From the first time I met Arvind Kejriwal and Anna Hazare, I found myself unimpressed by the Lokpal idea. This was before Anna was arrested and before the Ramleela hunger strike that made him so famous and started an anti-corruption movement across the country. It was at a panel discussion organised by Rahul Kanwal for Headlines Today in Delhi’s Kamani auditorium. The hall was filled with the supporters of Anna’s movement who jeered and screeched abuses every time I tried to point out that a new law would make no difference to the levels of corruption. When I drew their attention to China, not having been able to control corruption despite the corrupt officials being sentenced to death, the jeering got so aggressive that we had to stop recording the program while Kejriwal tried to calm down his supporters. I mention this only to emphasise that I have been a conscientious objector from day one, and hence it is not that now, when the Lokpal Bill is about to become a law that I have realised that it is a bad idea.
Recently, I have been trolled by Twitterati for speaking up too late.
In any case, there is no room left for the conscientious objectors as we now have a situation in which Rahul Gandhi and Anna Hazare are writing letters to each other congratulating themselves on the new law while the BJP is trying its best to take some credit for itself. So why are so many political parties in agreement on the setting up of theLokpal? Why is the bill being passed in such haste just before a general election? Could it be because most politicians know that it will make no difference at all on the corruption front? I believe this is the reason and let me explain why.

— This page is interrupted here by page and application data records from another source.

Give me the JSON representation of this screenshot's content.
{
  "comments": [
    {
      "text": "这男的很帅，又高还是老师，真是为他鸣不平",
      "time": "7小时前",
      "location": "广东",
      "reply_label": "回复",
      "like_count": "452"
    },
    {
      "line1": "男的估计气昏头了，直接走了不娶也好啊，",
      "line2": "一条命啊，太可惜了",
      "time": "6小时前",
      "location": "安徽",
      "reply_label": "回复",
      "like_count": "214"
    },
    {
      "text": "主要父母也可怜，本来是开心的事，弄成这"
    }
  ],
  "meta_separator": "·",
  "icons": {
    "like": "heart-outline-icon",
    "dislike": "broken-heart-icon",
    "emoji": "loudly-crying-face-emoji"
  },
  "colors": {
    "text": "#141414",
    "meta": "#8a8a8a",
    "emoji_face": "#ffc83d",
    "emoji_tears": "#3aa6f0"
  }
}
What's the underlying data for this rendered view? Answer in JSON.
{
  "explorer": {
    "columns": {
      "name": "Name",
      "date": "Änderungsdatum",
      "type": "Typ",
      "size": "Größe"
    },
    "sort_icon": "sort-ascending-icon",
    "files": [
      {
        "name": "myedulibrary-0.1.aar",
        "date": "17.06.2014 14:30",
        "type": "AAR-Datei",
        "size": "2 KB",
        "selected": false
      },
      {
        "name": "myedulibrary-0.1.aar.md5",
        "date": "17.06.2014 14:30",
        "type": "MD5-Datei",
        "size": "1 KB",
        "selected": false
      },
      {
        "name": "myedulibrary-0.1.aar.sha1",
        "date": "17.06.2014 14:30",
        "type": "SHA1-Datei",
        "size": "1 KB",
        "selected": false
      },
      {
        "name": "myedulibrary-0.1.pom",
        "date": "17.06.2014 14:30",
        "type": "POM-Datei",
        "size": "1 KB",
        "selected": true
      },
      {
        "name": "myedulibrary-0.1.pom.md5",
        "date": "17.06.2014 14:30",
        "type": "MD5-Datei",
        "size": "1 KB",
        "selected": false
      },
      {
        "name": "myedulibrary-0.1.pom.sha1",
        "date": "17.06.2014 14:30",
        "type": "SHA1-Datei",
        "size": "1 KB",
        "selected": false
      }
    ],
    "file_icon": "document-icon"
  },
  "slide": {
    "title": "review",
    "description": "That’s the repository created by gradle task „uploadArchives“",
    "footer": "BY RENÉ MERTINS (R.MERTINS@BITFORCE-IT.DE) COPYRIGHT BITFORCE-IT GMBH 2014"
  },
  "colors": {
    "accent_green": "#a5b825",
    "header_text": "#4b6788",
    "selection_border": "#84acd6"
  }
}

India’s laws for punishing corrupt officials are already very strong as is evident from the large number of Ministers and higher officials who found themselves packed off to Tihar Jail for their involvement in the 2G licenses scam. And, let us not forget Suresh Kalmadi who went to jail for his role in the Commonwealth Games scandal. It is not that the laws are not strong enough, but there is no point in having tough laws if the justice system continues to work at the pace of a bullock cart. In countries with more efficient justice system, it does not take decades for a case to be decided. In India, it took more than twenty years for the terrorists responsible for the 1993 bombings in Mumbai to be brought to justice. In the case of Ajmal Kasab, things moved faster but the men who planned the 26/11 attacks remain free and unpunished. Why is it that India is incapable even of doing to Hafiz Saeed what the United States did to Osama bin Laden?

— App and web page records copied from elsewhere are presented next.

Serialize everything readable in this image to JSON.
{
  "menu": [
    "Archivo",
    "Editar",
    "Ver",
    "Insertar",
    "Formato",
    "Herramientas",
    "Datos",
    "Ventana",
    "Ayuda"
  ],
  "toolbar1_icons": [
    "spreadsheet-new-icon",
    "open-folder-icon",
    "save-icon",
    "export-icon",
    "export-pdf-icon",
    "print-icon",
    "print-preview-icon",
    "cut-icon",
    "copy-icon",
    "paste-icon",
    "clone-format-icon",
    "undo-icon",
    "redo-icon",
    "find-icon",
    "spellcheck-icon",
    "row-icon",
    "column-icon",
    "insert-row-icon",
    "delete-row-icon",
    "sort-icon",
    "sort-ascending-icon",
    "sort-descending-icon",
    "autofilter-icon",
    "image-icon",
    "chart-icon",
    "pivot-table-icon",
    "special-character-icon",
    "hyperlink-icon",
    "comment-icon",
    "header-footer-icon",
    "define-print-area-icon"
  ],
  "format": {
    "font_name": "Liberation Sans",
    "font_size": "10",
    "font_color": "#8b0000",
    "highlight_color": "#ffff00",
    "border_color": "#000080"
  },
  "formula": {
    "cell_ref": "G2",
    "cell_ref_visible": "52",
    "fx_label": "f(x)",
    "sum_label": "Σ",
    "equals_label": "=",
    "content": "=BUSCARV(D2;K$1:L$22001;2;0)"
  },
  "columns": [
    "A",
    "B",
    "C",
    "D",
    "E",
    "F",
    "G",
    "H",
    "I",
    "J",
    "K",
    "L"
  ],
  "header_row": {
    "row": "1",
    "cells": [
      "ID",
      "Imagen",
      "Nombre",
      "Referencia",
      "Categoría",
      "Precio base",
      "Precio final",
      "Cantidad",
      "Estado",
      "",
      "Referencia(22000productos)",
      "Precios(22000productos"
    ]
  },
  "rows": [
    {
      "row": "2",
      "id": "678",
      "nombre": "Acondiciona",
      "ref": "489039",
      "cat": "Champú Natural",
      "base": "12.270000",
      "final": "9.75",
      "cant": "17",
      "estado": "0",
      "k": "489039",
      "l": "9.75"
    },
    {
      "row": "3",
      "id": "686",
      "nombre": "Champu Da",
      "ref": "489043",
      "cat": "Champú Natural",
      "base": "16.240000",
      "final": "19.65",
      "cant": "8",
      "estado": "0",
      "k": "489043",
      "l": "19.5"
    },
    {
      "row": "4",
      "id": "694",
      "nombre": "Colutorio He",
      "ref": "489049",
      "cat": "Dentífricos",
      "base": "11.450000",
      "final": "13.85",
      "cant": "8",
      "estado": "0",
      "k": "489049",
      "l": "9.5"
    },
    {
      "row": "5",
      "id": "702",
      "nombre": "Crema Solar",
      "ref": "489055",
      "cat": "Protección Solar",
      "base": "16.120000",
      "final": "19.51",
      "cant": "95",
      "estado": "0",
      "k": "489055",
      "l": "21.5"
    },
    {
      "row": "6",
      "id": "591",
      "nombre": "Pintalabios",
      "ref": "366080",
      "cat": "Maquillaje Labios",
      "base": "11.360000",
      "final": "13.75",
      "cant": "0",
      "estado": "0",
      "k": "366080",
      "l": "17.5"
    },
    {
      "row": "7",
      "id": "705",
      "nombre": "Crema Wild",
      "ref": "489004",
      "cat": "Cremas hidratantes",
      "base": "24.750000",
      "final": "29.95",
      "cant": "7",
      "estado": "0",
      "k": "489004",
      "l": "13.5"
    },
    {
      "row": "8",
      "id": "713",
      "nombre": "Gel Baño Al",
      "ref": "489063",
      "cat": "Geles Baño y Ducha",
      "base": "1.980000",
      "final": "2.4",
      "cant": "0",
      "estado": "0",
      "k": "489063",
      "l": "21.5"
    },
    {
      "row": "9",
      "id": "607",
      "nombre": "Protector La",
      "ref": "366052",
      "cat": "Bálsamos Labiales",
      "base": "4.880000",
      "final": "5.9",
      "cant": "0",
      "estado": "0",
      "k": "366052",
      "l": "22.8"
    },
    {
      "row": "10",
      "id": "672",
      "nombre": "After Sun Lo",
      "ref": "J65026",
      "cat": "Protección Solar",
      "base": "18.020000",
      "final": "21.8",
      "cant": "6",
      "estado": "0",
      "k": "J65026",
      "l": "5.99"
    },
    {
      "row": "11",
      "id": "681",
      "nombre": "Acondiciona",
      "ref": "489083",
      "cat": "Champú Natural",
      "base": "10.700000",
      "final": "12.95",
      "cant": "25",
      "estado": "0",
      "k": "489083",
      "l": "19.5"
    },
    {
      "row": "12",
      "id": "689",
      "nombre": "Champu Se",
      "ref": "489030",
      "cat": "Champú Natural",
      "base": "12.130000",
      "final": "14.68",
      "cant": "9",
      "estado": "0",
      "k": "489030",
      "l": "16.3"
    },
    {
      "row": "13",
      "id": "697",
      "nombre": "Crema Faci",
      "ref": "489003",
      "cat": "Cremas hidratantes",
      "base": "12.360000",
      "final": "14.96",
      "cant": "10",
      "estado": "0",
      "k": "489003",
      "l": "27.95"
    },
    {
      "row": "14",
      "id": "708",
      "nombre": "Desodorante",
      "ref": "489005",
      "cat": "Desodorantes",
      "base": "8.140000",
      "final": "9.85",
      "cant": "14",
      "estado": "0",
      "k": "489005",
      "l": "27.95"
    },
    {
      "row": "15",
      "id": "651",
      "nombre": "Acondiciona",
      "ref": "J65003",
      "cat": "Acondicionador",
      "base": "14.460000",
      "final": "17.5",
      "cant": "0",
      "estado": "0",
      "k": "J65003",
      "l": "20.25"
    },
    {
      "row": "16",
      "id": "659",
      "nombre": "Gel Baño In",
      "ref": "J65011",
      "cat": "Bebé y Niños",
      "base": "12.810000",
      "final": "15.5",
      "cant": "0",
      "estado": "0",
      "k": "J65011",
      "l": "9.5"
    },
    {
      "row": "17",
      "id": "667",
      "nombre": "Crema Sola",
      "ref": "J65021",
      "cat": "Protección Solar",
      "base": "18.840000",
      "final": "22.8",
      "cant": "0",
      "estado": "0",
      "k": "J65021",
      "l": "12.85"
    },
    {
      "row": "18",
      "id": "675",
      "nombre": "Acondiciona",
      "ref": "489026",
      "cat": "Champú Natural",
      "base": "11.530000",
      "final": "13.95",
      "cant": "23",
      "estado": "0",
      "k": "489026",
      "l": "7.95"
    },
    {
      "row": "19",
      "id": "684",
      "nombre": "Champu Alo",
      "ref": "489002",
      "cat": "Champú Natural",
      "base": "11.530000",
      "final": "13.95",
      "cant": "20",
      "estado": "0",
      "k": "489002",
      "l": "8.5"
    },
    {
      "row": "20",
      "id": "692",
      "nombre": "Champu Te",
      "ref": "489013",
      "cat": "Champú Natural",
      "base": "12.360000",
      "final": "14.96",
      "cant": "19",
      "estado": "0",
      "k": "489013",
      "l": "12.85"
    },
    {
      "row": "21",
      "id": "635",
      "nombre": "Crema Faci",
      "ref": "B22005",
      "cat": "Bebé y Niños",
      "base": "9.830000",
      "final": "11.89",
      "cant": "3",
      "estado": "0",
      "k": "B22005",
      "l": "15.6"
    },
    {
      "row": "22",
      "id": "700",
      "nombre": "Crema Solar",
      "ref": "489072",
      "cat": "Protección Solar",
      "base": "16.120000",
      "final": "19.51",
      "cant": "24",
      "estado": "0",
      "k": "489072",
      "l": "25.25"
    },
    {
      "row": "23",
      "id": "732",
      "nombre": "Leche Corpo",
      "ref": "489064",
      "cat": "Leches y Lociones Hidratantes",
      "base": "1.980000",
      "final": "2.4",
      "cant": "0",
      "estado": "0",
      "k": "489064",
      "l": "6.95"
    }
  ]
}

These are the things I bring up only to point out that a justice system that takes this long to punish terrorists will naturally be more lax when it comes to the corrupt officials. That is our real problem. When Kejriwal was asked about the need for a Lokpal in a recent television interview, he said that the Lokpal would make a difference because it would be a better institution than the institutions that currently handle corruption cases in India. How can he guarantee this? Will it not be the same petty officials that will work for the Lokpal as they work today for the CVC and the Enforcement Department of the Finance Ministry?
Having had some dealings with these enforcement officials on more than one occasion, I would like to tell you that they are so puffed up with their power that they trample on the basic fundamental rights of those whom they suspect of economic offences. They treat suspects as guilty till proven innocent. On top of this, there is the matter of their personal corruption. Cursory inquiries in business circles in Mumbai is all you need to find out how much money is paid to bribe officials of the income tax department. Nobody can do anything to stop this either because any attempt to bring these officials to book usually causes them to target you even more. So just think what is likely to happen when they transfer their duties to a new institution that gives them even more powers of search, seizure and punishment.
The Lokpal idea was thought up by a group of self-righteous individuals whose contempt for institution building was reflected in their original demand to have only Magsaysay award winners on the Lokpal board. Institutions are built by systems being put in place and not by high-minded individuals but those who have never had anything to do with governance, cannot know this. Nor can they know that democracy is not deepened by going to the people every time you want to make a decision about something. It is deepened when better people get elected to legislatures and when these elected representatives are held to account for the things they do and not do. If Arvind Kejriwal took up the responsibility of forming a Government in Delhi with support from the Congress, he would discover very soon that it is simply not possible to make laws or govern at all if he continues to go back to the people. Could he be doing this at the moment because he knows how difficult it will be to live up to his high principles once he becomes the Chief Minister of Delhi?
It is India’s misfortune that the mainstream political parties have acquired such a bad reputation for venality and corruption that they are trying to redeem themselves by passing a law, this will do no more than adding another layer of bureaucracy to a system already slowed down by red tape. It is India’s misfortune that what could be the final session of the Lok Sabha, is going to be wasted on making laws of dubious merit. Keep in mind that it is not just the Lokpal Bill that the Government is so keen to push through, but the even more dubious Communal Violence Bill. Once again, it is a completely useless new law because when there is communal violence, it is the absence of law and not the quality of law and order which is the problem. What more can be said than that the sooner we have a general election the better it will be for India.